In recent years there have been a number of Home Office studies, principally the British crime surveys of 1982 and 1984, which, among other issues, covered the fear of going out after dark. The studies revealed that such fear among women and the elderly was substantial, particularly in some locations, but that levels of fear were frequently in excess of an objective assessment of the risk. Fieldwork is currently taking place for the 1988 British crime survey which will cover this issue again.Surveys by other organisations (for example the November 1987 poll by MORI for

Readers' Digest and an October poll for Help the Aged) have confirmed that fear of crime is a significant problem, especially for women and the elderly.

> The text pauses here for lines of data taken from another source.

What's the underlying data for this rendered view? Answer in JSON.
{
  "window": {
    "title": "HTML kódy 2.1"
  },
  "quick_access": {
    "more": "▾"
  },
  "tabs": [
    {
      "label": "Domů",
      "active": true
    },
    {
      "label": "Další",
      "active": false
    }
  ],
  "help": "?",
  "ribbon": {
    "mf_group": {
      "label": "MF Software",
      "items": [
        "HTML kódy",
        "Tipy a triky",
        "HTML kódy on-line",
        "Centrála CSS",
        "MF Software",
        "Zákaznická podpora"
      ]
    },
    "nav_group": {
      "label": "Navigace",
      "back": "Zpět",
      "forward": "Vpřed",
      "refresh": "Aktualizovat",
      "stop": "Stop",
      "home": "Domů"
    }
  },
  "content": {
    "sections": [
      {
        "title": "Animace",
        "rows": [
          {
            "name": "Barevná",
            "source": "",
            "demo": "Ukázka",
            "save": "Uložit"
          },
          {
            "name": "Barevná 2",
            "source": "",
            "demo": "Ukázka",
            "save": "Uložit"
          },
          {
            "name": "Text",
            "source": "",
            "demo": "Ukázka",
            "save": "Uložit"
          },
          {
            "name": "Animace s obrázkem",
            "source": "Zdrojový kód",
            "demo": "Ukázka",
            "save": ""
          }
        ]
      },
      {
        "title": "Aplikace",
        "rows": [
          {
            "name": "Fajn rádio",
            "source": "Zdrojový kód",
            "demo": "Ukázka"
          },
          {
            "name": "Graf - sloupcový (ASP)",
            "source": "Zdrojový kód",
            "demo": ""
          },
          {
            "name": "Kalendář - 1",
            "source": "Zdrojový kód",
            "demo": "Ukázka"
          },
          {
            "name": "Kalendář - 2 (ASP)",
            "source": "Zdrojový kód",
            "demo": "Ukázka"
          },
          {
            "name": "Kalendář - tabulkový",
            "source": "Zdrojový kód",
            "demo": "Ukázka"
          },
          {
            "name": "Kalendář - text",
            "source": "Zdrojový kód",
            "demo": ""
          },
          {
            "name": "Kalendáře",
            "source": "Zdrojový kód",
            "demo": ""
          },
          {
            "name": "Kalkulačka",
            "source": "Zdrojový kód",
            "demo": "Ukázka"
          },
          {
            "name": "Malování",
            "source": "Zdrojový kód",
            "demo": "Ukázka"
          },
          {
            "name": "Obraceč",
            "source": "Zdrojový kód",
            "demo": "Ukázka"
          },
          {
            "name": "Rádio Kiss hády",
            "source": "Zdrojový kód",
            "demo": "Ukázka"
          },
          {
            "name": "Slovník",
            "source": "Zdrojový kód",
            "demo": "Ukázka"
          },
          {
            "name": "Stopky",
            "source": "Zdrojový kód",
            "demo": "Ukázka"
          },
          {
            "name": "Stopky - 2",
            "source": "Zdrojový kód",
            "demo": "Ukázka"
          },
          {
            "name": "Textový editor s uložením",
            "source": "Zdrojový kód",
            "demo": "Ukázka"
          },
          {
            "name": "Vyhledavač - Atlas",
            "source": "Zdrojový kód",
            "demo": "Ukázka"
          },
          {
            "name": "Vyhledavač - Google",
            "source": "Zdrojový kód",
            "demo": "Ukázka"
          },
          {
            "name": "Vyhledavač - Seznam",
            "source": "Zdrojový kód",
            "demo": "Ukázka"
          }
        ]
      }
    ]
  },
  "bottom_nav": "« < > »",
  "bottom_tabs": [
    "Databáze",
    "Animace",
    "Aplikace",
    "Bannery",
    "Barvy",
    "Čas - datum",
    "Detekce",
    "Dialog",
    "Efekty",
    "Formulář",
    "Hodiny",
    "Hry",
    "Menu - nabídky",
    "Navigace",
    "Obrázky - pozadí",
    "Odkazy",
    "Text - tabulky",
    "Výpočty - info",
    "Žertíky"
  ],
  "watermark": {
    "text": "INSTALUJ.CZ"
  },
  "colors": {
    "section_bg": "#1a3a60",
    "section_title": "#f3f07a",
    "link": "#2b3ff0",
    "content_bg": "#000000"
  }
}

Chief officers of police and organisations such as Help the Aged and Age Concern give special attention to the particular needs of women and elderly people in the issue of crime prevention advice and guidance. The new Home Office handbook "Practical Ways to Crack Crime", which is freely available, contains sound, practical guidance specifically addressed to both groups. In addition, Government programmes such as the community or estate action programme and our plans to improve crime prevention on public transport are of particular benefit to potentially vulnerable groups.

We are satisfied that the police pay particular attention to the concerns of women and the elderly in planning local crime prevention campaigns. We are, however, keen to work closely with responsible organisations representing the interests of women and pensioners in reducing the fear of crime; and I and colleagues have meetings, from time to time, with such groups at local and national levels.